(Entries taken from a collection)
○ ○ ○ ○ ○ ○ ○

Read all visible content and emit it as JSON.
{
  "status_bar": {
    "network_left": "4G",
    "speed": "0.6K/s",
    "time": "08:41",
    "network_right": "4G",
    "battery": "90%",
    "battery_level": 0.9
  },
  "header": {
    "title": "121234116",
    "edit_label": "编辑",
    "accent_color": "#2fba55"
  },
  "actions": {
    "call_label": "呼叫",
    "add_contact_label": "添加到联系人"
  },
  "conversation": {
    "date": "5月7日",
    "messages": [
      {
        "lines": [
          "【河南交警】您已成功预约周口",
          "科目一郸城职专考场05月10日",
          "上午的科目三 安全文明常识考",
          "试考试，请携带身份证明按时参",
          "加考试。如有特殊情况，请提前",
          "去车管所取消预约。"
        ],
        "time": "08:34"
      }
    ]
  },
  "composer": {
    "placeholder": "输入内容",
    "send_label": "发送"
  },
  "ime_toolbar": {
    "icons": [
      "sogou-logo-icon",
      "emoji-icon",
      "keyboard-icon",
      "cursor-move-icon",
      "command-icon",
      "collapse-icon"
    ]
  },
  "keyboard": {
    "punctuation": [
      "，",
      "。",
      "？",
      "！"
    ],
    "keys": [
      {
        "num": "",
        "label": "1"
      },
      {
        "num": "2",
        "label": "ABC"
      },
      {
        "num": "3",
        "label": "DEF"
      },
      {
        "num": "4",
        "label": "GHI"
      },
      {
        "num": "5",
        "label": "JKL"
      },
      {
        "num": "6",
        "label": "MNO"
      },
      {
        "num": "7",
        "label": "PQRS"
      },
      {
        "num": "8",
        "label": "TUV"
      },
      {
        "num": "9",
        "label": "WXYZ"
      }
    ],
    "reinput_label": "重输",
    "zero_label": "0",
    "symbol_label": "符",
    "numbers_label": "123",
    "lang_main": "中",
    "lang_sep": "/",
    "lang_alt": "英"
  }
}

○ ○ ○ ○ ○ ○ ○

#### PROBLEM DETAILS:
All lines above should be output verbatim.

#### ANSWER BOX:
Read all visible content and emit it as JSON.
{
  "status_bar": {
    "network_left": "4G",
    "speed": "0.6K/s",
    "time": "08:41",
    "network_right": "4G",
    "battery": "90%",
    "battery_level": 0.9
  },
  "header": {
    "title": "121234116",
    "edit_label": "编辑",
    "accent_color": "#2fba55"
  },
  "actions": {
    "call_label": "呼叫",
    "add_contact_label": "添加到联系人"
  },
  "conversation": {
    "date": "5月7日",
    "messages": [
      {
        "lines": [
          "【河南交警】您已成功预约周口",
          "科目一郸城职专考场05月10日",
          "上午的科目三 安全文明常识考",
          "试考试，请携带身份证明按时参",
          "加考试。如有特殊情况，请提前",
          "去车管所取消预约。"
        ],
        "time": "08:34"
      }
    ]
  },
  "composer": {
    "placeholder": "输入内容",
    "send_label": "发送"
  },
  "ime_toolbar": {
    "icons": [
      "sogou-logo-icon",
      "emoji-icon",
      "keyboard-icon",
      "cursor-move-icon",
      "command-icon",
      "collapse-icon"
    ]
  },
  "keyboard": {
    "punctuation": [
      "，",
      "。",
      "？",
      "！"
    ],
    "keys": [
      {
        "num": "",
        "label": "1"
      },
      {
        "num": "2",
        "label": "ABC"
      },
      {
        "num": "3",
        "label": "DEF"
      },
      {
        "num": "4",
        "label": "GHI"
      },
      {
        "num": "5",
        "label": "JKL"
      },
      {
        "num": "6",
        "label": "MNO"
      },
      {
        "num": "7",
        "label": "PQRS"
      },
      {
        "num": "8",
        "label": "TUV"
      },
      {
        "num": "9",
        "label": "WXYZ"
      }
    ],
    "reinput_label": "重输",
    "zero_label": "0",
    "symbol_label": "符",
    "numbers_label": "123",
    "lang_main": "中",
    "lang_sep": "/",
    "lang_alt": "英"
  }
}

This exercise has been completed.